* WHAT THE TASK ASKS:
Which lines in the material below contain the word "recommendations"? Copy each of them.

◆ ◆ ◆ ◆ ◆

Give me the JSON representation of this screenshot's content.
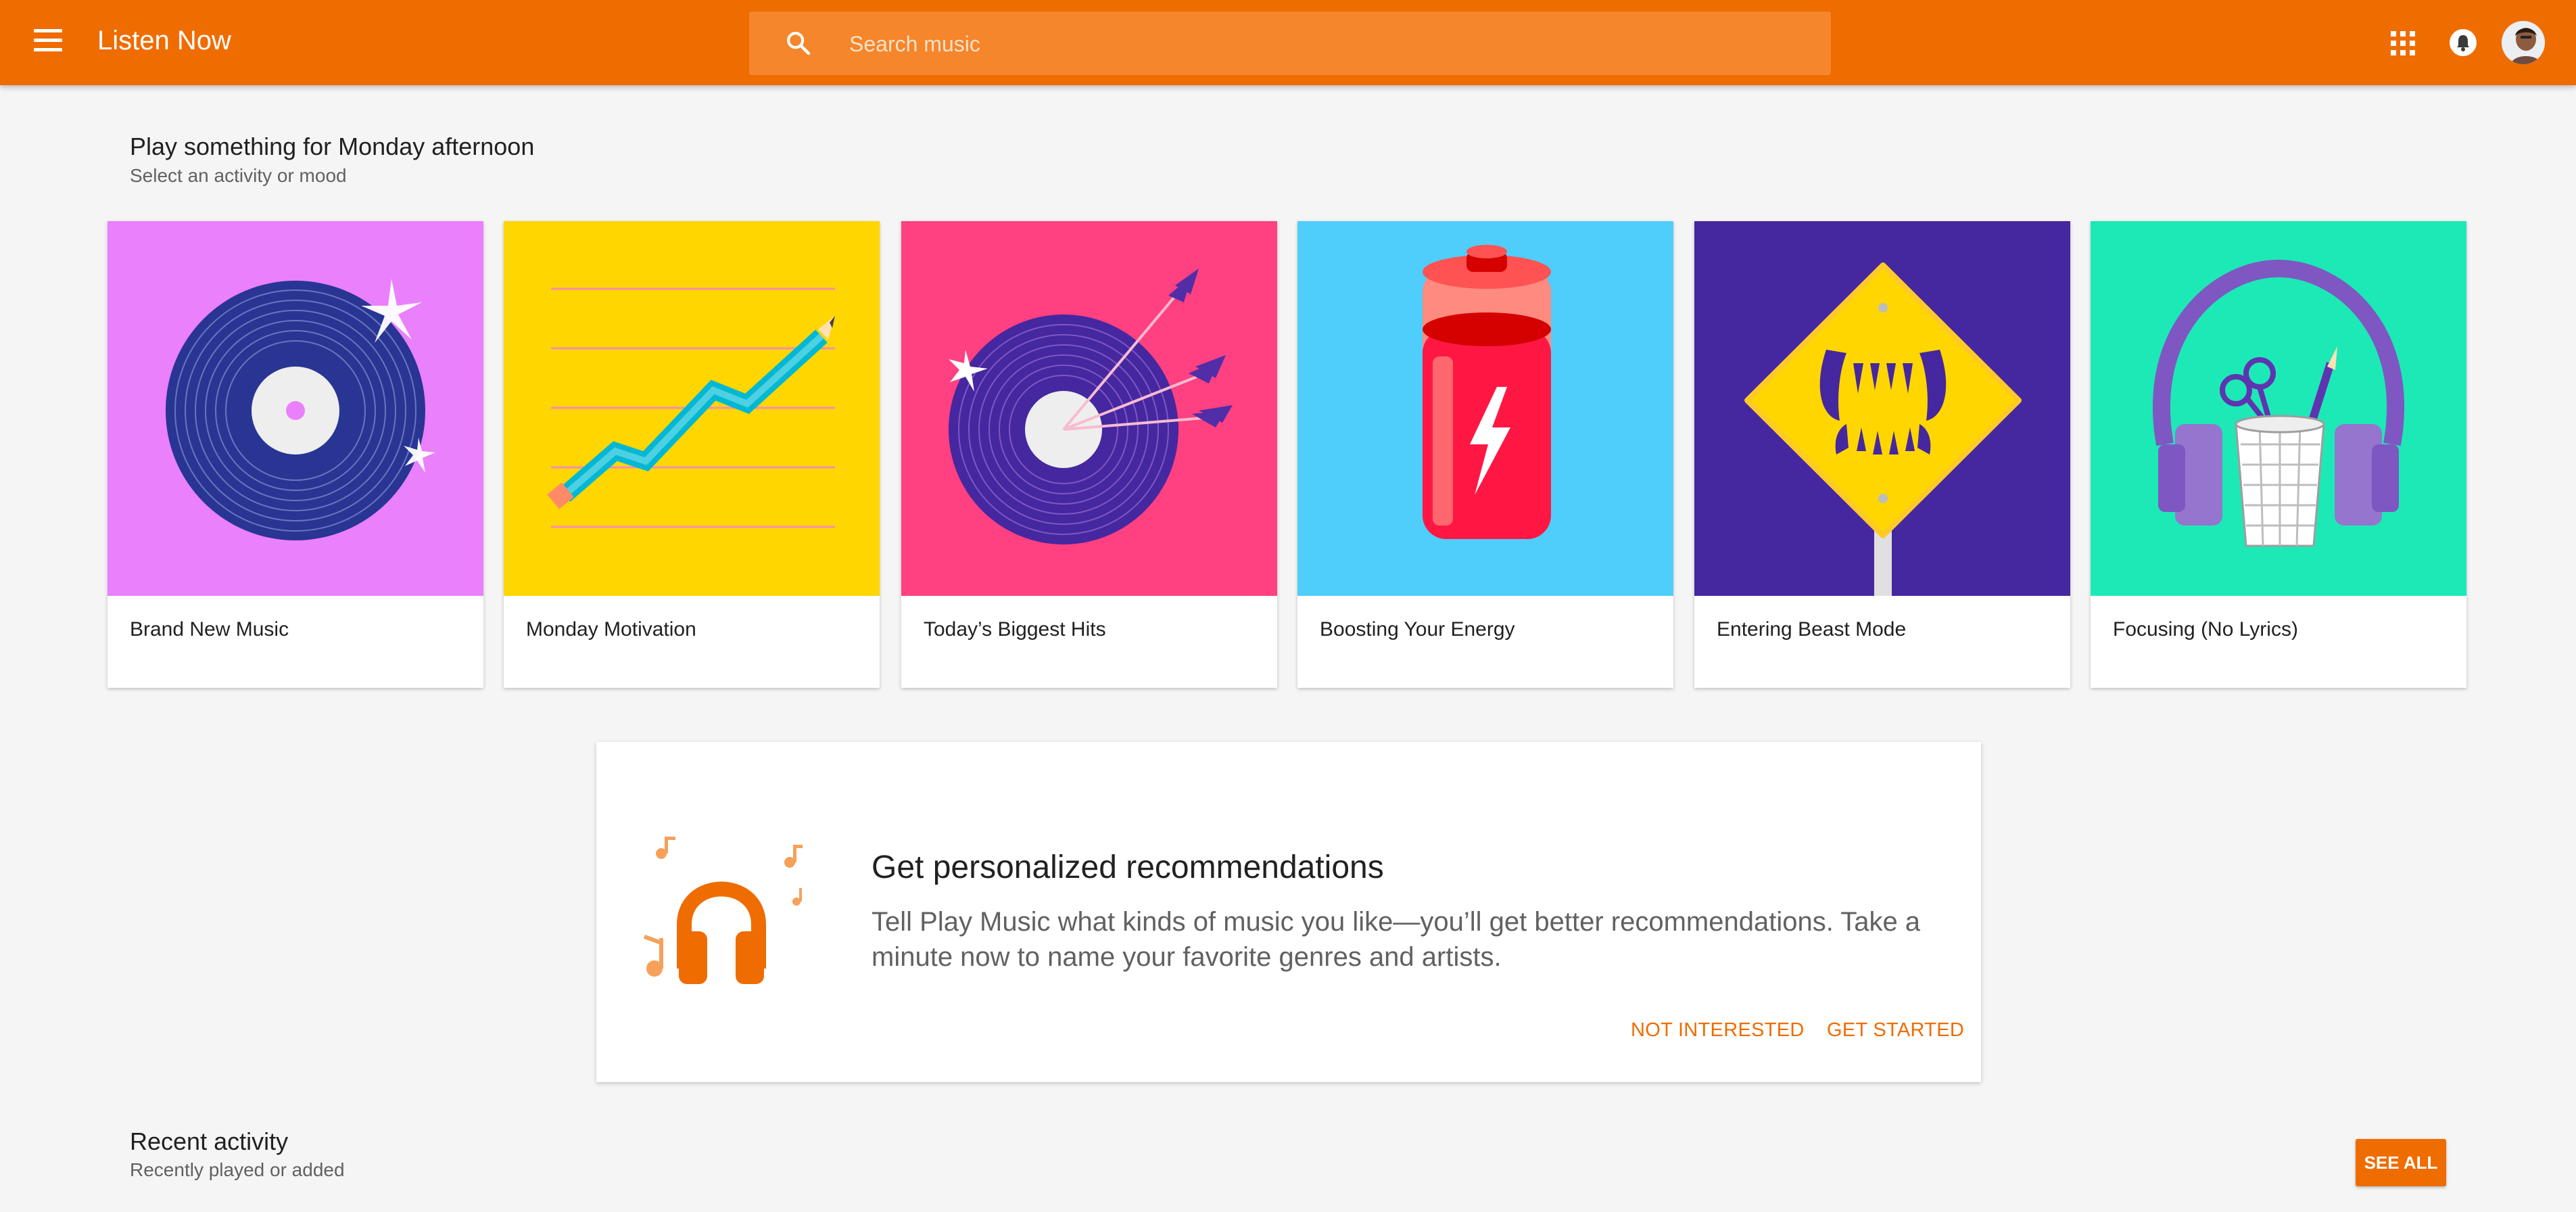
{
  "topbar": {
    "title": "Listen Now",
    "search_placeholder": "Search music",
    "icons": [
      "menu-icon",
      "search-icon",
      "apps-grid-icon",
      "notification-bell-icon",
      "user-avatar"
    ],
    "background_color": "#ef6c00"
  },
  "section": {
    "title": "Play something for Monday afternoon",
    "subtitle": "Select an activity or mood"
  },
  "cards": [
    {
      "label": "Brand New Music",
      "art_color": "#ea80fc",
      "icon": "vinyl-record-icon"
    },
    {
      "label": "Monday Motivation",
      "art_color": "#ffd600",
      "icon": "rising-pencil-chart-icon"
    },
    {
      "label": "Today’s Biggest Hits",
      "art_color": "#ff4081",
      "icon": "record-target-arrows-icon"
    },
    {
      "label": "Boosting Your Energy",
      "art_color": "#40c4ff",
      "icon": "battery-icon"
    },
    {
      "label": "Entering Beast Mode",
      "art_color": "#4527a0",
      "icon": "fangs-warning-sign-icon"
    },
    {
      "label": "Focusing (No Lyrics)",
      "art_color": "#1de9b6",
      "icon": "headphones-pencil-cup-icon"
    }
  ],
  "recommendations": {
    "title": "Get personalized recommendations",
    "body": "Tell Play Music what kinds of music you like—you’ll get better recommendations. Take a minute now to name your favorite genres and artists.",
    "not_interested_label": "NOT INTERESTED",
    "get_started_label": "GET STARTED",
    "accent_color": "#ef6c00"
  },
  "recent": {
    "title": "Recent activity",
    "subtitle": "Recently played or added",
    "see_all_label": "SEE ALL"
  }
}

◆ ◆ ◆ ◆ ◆

* COMPLETED EXERCISE:
  "recommendations": {
    "title": "Get personalized recommendations",
    "body": "Tell Play Music what kinds of music you like—you’ll get better recommendations. Take a minute now to name your favorite genres and artists.",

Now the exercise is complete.